--- RECORDS FOR THE TASK ---

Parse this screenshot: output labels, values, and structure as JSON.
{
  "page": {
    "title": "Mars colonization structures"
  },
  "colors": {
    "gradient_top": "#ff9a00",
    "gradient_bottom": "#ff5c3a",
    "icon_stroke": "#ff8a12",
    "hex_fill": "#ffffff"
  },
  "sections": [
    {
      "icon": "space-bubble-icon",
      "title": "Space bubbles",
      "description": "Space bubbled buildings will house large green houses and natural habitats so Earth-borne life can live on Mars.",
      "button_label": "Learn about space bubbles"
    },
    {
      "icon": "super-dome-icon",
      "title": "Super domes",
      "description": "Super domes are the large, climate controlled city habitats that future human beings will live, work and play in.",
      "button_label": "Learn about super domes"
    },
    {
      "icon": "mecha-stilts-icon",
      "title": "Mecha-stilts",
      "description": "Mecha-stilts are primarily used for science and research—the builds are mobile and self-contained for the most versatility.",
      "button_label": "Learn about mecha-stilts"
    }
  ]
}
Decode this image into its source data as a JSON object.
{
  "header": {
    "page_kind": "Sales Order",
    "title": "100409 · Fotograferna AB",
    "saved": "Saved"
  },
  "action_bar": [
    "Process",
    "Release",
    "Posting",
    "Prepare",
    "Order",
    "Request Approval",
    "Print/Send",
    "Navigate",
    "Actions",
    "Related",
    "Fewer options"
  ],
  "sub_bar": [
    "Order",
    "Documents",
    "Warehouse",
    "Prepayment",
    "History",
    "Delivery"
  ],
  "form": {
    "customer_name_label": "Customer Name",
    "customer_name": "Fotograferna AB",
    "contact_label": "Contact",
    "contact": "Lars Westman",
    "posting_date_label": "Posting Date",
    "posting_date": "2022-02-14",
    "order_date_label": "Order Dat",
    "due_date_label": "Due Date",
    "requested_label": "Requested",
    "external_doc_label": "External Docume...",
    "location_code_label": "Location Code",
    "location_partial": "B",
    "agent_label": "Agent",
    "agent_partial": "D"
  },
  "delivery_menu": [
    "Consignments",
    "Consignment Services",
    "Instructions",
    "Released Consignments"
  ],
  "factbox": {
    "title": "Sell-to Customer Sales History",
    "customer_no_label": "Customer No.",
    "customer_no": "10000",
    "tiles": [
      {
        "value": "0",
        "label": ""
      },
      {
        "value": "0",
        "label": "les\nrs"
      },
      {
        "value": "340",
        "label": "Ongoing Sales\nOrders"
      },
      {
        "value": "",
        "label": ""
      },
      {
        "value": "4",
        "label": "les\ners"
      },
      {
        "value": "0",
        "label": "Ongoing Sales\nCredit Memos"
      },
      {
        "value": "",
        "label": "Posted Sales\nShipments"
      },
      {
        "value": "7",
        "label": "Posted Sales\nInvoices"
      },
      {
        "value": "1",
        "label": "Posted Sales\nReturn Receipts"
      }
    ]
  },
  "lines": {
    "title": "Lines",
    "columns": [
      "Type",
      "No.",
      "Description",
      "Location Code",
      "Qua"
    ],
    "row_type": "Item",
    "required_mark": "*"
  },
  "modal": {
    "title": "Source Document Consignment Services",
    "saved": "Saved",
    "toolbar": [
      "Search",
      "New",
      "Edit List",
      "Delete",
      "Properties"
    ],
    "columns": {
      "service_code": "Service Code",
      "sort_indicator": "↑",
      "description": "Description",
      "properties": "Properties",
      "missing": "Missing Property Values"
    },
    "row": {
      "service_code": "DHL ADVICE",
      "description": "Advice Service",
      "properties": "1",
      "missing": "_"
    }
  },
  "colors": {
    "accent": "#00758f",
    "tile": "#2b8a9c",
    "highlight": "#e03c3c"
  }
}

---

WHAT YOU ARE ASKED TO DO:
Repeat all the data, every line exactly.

WRITTEN ANSWER:
Parse this screenshot: output labels, values, and structure as JSON.
{
  "page": {
    "title": "Mars colonization structures"
  },
  "colors": {
    "gradient_top": "#ff9a00",
    "gradient_bottom": "#ff5c3a",
    "icon_stroke": "#ff8a12",
    "hex_fill": "#ffffff"
  },
  "sections": [
    {
      "icon": "space-bubble-icon",
      "title": "Space bubbles",
      "description": "Space bubbled buildings will house large green houses and natural habitats so Earth-borne life can live on Mars.",
      "button_label": "Learn about space bubbles"
    },
    {
      "icon": "super-dome-icon",
      "title": "Super domes",
      "description": "Super domes are the large, climate controlled city habitats that future human beings will live, work and play in.",
      "button_label": "Learn about super domes"
    },
    {
      "icon": "mecha-stilts-icon",
      "title": "Mecha-stilts",
      "description": "Mecha-stilts are primarily used for science and research—the builds are mobile and self-contained for the most versatility.",
      "button_label": "Learn about mecha-stilts"
    }
  ]
}
Decode this image into its source data as a JSON object.
{
  "header": {
    "page_kind": "Sales Order",
    "title": "100409 · Fotograferna AB",
    "saved": "Saved"
  },
  "action_bar": [
    "Process",
    "Release",
    "Posting",
    "Prepare",
    "Order",
    "Request Approval",
    "Print/Send",
    "Navigate",
    "Actions",
    "Related",
    "Fewer options"
  ],
  "sub_bar": [
    "Order",
    "Documents",
    "Warehouse",
    "Prepayment",
    "History",
    "Delivery"
  ],
  "form": {
    "customer_name_label": "Customer Name",
    "customer_name": "Fotograferna AB",
    "contact_label": "Contact",
    "contact": "Lars Westman",
    "posting_date_label": "Posting Date",
    "posting_date": "2022-02-14",
    "order_date_label": "Order Dat",
    "due_date_label": "Due Date",
    "requested_label": "Requested",
    "external_doc_label": "External Docume...",
    "location_code_label": "Location Code",
    "location_partial": "B",
    "agent_label": "Agent",
    "agent_partial": "D"
  },
  "delivery_menu": [
    "Consignments",
    "Consignment Services",
    "Instructions",
    "Released Consignments"
  ],
  "factbox": {
    "title": "Sell-to Customer Sales History",
    "customer_no_label": "Customer No.",
    "customer_no": "10000",
    "tiles": [
      {
        "value": "0",
        "label": ""
      },
      {
        "value": "0",
        "label": "les\nrs"
      },
      {
        "value": "340",
        "label": "Ongoing Sales\nOrders"
      },
      {
        "value": "",
        "label": ""
      },
      {
        "value": "4",
        "label": "les\ners"
      },
      {
        "value": "0",
        "label": "Ongoing Sales\nCredit Memos"
      },
      {
        "value": "",
        "label": "Posted Sales\nShipments"
      },
      {
        "value": "7",
        "label": "Posted Sales\nInvoices"
      },
      {
        "value": "1",
        "label": "Posted Sales\nReturn Receipts"
      }
    ]
  },
  "lines": {
    "title": "Lines",
    "columns": [
      "Type",
      "No.",
      "Description",
      "Location Code",
      "Qua"
    ],
    "row_type": "Item",
    "required_mark": "*"
  },
  "modal": {
    "title": "Source Document Consignment Services",
    "saved": "Saved",
    "toolbar": [
      "Search",
      "New",
      "Edit List",
      "Delete",
      "Properties"
    ],
    "columns": {
      "service_code": "Service Code",
      "sort_indicator": "↑",
      "description": "Description",
      "properties": "Properties",
      "missing": "Missing Property Values"
    },
    "row": {
      "service_code": "DHL ADVICE",
      "description": "Advice Service",
      "properties": "1",
      "missing": "_"
    }
  },
  "colors": {
    "accent": "#00758f",
    "tile": "#2b8a9c",
    "highlight": "#e03c3c"
  }
}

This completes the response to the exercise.